Gather every line from the entries below that includes "JSON".

**THE INPUT:**

....

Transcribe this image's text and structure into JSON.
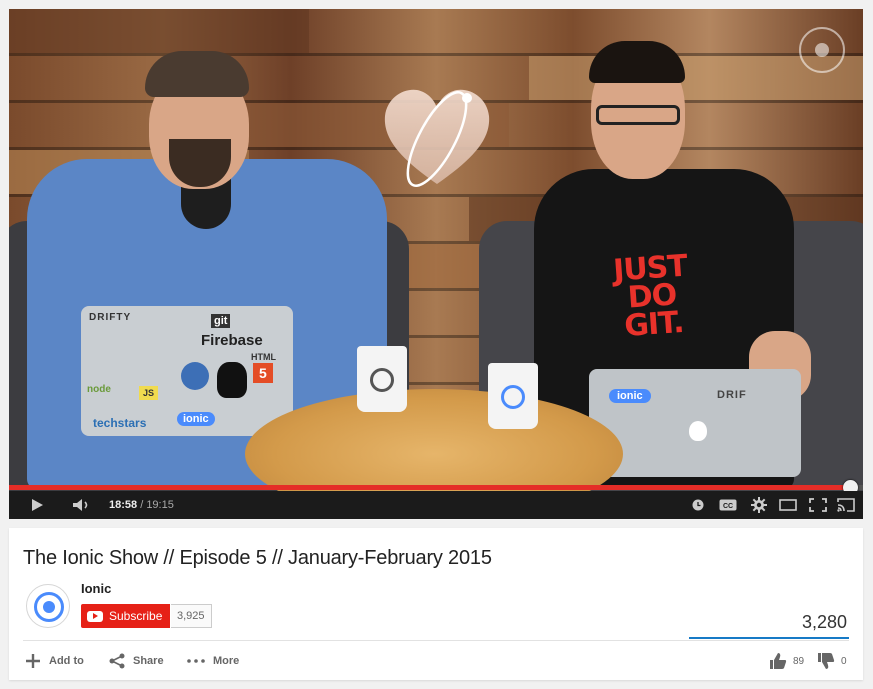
{
  "player": {
    "current_time": "18:58",
    "separator": " / ",
    "duration": "19:15",
    "progress_fraction": 0.985,
    "laptop_left_stickers": [
      "DRIFTY",
      "git",
      "Firebase",
      "HTML",
      "5",
      "node",
      "JS",
      "techstars",
      "ionic"
    ],
    "laptop_right_stickers": [
      "ionic",
      "DRIF"
    ],
    "shirt_text": [
      "JUST",
      "DO",
      "GIT."
    ],
    "accent_color": "#e52d27"
  },
  "video": {
    "title": "The Ionic Show // Episode 5 // January-February 2015",
    "channel_name": "Ionic",
    "subscribe_label": "Subscribe",
    "subscriber_count": "3,925",
    "view_count": "3,280"
  },
  "actions": {
    "add_to": "Add to",
    "share": "Share",
    "more": "More",
    "likes": "89",
    "dislikes": "0"
  },
  "icons": {
    "play": "play-icon",
    "volume": "volume-icon",
    "watch_later": "clock-icon",
    "captions": "cc-icon",
    "settings": "gear-icon",
    "theater": "theater-mode-icon",
    "fullscreen": "fullscreen-icon",
    "cast": "cast-icon"
  }
}
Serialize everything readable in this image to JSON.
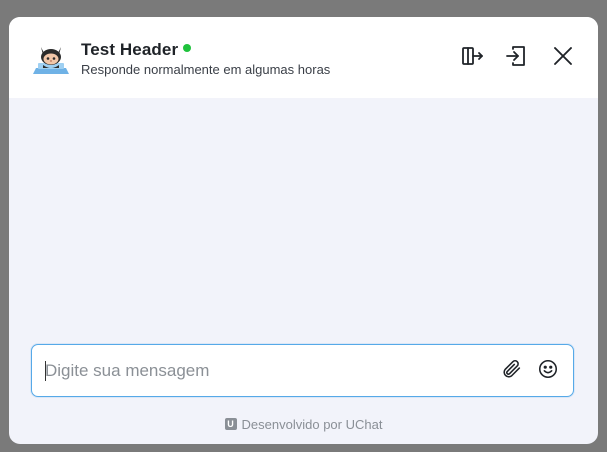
{
  "header": {
    "title": "Test Header",
    "status": "online",
    "status_color": "#1fc23c",
    "subtitle": "Responde normalmente em algumas horas",
    "avatar_icon": "octocat-avatar-icon",
    "actions": [
      {
        "name": "popout-icon"
      },
      {
        "name": "login-icon"
      },
      {
        "name": "close-icon"
      }
    ]
  },
  "composer": {
    "placeholder": "Digite sua mensagem",
    "value": "",
    "attach_icon": "paperclip-icon",
    "emoji_icon": "smiley-icon",
    "focus_color": "#56a9e8"
  },
  "footer": {
    "logo_letter": "U",
    "text": "Desenvolvido por UChat"
  },
  "colors": {
    "backdrop": "#7a7a7a",
    "body_background": "#f2f3fa",
    "header_background": "#ffffff"
  }
}
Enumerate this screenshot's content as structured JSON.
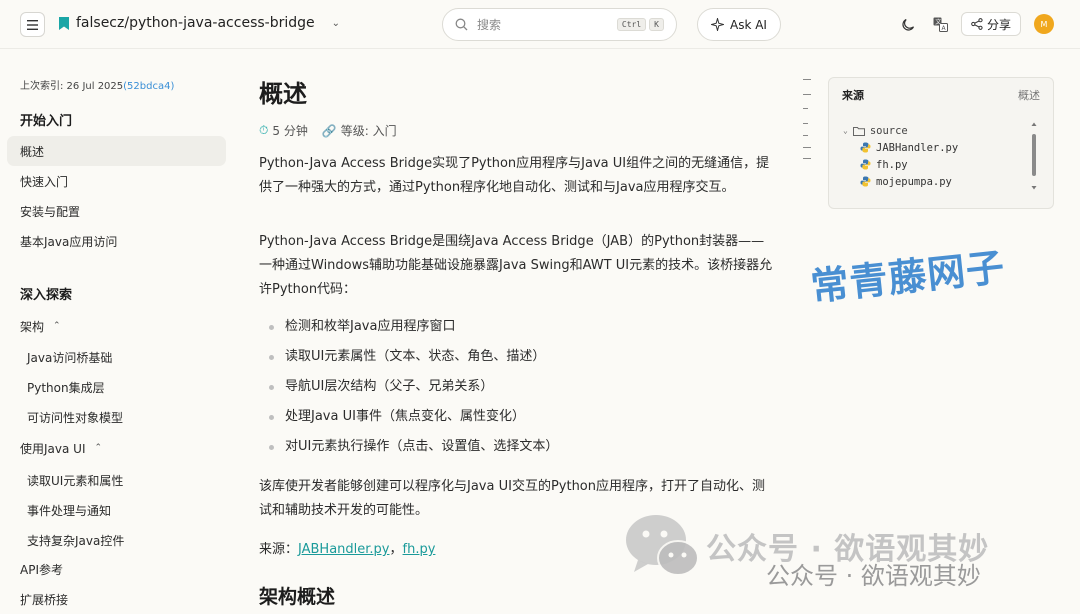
{
  "header": {
    "repo_name": "falsecz/python-java-access-bridge",
    "search_placeholder": "搜索",
    "kbd_ctrl": "Ctrl",
    "kbd_k": "K",
    "ask_ai": "Ask AI",
    "share": "分享",
    "avatar_initial": "M"
  },
  "sidebar": {
    "indexed_prefix": "上次索引: 26 Jul 2025",
    "indexed_commit": "(52bdca4)",
    "section1": "开始入门",
    "items1": [
      "概述",
      "快速入门",
      "安装与配置",
      "基本Java应用访问"
    ],
    "section2": "深入探索",
    "arch": "架构",
    "arch_children": [
      "Java访问桥基础",
      "Python集成层",
      "可访问性对象模型"
    ],
    "use_java_ui": "使用Java UI",
    "use_children": [
      "读取UI元素和属性",
      "事件处理与通知",
      "支持复杂Java控件"
    ],
    "api_ref": "API参考",
    "ext_bridge": "扩展桥接"
  },
  "main": {
    "title": "概述",
    "read_time": "5 分钟",
    "level": "等级: 入门",
    "p1": "Python-Java Access Bridge实现了Python应用程序与Java UI组件之间的无缝通信，提供了一种强大的方式，通过Python程序化地自动化、测试和与Java应用程序交互。",
    "p2": "Python-Java Access Bridge是围绕Java Access Bridge（JAB）的Python封装器——一种通过Windows辅助功能基础设施暴露Java Swing和AWT UI元素的技术。该桥接器允许Python代码：",
    "bullets": [
      "检测和枚举Java应用程序窗口",
      "读取UI元素属性（文本、状态、角色、描述）",
      "导航UI层次结构（父子、兄弟关系）",
      "处理Java UI事件（焦点变化、属性变化）",
      "对UI元素执行操作（点击、设置值、选择文本）"
    ],
    "p3": "该库使开发者能够创建可以程序化与Java UI交互的Python应用程序，打开了自动化、测试和辅助技术开发的可能性。",
    "source_label": "来源：",
    "source_link1": "JABHandler.py",
    "source_sep": "，",
    "source_link2": "fh.py",
    "h2": "架构概述"
  },
  "source_panel": {
    "title": "来源",
    "right_label": "概述",
    "folder": "source",
    "files": [
      "JABHandler.py",
      "fh.py",
      "mojepumpa.py"
    ]
  },
  "watermarks": {
    "blue": "常青藤网子",
    "gray_big": "公众号 · 欲语观其妙",
    "gray_small": "公众号 · 欲语观其妙"
  },
  "colors": {
    "accent_teal": "#1a9a9a",
    "link_blue": "#3a8fd6",
    "avatar": "#f0a71d"
  }
}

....

**RESPONSE TO THE TASK:**
Transcribe this image's text and structure into JSON.
Serialize everything readable in this image to JSON.
Enumerate this screenshot's content as structured JSON.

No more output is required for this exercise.